MATERIAL SUPPLIED:

■ ■ ■ ■ ■

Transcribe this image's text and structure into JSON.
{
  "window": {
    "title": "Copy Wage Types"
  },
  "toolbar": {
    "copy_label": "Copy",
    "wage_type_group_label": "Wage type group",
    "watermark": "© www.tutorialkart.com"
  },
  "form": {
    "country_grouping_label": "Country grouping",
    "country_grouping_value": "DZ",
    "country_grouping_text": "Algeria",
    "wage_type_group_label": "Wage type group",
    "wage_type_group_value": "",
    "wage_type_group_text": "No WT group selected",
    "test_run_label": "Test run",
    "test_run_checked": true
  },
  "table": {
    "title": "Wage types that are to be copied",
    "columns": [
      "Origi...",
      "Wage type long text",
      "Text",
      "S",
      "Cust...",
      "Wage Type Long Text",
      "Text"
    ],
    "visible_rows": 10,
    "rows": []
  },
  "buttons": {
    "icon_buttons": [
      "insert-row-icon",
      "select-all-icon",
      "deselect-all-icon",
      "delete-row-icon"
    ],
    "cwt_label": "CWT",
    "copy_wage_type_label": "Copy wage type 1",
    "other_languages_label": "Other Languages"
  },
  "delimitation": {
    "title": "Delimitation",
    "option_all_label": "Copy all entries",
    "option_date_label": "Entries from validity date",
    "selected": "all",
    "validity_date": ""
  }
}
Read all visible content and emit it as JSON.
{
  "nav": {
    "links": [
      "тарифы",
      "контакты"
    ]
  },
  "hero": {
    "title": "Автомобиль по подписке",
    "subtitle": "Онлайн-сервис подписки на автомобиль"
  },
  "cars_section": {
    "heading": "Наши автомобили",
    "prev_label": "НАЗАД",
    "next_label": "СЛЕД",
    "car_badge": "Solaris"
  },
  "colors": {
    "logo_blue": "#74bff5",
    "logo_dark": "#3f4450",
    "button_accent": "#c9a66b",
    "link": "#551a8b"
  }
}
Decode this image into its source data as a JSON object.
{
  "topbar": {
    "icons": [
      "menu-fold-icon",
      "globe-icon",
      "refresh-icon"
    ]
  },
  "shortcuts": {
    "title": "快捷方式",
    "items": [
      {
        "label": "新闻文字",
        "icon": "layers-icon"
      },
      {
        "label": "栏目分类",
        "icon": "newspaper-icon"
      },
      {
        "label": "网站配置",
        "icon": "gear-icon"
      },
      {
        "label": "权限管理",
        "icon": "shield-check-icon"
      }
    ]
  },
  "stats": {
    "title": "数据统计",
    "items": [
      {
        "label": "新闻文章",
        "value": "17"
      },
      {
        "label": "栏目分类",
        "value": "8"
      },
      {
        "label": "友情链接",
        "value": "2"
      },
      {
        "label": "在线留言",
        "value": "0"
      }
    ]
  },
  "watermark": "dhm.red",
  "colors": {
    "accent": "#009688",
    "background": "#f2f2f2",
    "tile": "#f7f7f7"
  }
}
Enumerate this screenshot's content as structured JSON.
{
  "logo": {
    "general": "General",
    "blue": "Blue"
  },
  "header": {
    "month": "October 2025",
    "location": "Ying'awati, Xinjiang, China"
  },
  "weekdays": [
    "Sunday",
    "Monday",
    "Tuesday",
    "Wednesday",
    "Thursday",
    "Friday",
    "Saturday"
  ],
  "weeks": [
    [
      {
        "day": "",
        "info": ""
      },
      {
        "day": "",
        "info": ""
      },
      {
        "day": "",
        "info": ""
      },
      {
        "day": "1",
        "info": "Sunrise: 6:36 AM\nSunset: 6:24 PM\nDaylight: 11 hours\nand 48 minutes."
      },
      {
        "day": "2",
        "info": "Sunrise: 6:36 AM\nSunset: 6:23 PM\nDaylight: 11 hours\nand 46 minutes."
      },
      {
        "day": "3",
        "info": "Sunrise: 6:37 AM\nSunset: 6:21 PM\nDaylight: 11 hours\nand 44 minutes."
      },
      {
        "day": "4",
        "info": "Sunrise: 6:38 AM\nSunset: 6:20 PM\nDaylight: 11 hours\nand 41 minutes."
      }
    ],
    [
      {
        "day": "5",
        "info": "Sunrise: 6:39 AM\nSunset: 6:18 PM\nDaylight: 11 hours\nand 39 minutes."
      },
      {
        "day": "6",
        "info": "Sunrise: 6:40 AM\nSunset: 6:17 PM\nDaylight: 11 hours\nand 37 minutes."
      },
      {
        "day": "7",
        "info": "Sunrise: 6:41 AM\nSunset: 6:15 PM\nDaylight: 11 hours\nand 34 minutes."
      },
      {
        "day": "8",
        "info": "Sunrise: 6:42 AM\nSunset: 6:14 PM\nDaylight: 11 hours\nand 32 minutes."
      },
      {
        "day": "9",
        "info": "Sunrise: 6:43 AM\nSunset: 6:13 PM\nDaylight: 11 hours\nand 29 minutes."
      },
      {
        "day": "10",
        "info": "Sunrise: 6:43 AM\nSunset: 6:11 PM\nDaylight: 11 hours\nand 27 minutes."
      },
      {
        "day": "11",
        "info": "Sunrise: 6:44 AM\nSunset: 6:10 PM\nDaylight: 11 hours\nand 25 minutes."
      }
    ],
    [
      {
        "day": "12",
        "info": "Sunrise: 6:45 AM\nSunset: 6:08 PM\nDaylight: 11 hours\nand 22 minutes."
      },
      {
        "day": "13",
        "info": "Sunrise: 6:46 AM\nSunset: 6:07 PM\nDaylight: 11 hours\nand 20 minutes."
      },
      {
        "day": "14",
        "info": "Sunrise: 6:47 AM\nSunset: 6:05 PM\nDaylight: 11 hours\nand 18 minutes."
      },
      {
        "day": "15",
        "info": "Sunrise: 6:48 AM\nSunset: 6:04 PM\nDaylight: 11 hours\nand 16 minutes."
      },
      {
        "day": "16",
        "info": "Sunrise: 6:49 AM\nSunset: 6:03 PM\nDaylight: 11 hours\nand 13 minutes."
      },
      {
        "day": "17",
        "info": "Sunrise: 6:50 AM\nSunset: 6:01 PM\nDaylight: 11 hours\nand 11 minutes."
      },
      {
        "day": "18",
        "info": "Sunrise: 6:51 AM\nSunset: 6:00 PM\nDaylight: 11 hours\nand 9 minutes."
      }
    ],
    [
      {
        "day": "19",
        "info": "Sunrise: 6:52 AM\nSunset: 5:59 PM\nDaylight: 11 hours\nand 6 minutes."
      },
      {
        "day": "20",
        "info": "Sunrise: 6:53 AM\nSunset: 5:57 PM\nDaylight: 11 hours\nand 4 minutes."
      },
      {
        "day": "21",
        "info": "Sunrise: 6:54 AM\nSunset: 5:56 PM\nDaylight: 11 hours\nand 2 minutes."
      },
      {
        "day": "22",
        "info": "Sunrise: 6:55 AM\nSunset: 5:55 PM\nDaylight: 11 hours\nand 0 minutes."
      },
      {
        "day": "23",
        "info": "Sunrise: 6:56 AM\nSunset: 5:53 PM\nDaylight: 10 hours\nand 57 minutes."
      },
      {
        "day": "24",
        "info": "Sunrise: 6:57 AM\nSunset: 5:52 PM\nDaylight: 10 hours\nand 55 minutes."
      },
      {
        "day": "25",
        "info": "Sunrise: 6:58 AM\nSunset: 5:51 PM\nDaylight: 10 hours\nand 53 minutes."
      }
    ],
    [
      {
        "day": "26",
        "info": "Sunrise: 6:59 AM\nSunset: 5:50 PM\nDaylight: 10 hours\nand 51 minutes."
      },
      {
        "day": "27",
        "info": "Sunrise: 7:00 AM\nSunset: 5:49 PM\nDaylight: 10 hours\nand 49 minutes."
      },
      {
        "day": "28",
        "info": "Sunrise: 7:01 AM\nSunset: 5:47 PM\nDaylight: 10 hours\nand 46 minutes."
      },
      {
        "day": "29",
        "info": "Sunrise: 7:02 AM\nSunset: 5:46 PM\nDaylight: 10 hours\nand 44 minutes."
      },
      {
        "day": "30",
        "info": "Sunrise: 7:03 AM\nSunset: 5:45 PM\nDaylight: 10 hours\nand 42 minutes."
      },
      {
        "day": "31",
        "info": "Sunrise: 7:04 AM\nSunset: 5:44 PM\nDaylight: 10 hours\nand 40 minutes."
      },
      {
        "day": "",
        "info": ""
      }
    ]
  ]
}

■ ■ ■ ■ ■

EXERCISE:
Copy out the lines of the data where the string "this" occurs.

TASK SOLUTION:
Transcribe this image's text and structure into JSON.
Decode this image into its source data as a JSON object.
Enumerate this screenshot's content as structured JSON.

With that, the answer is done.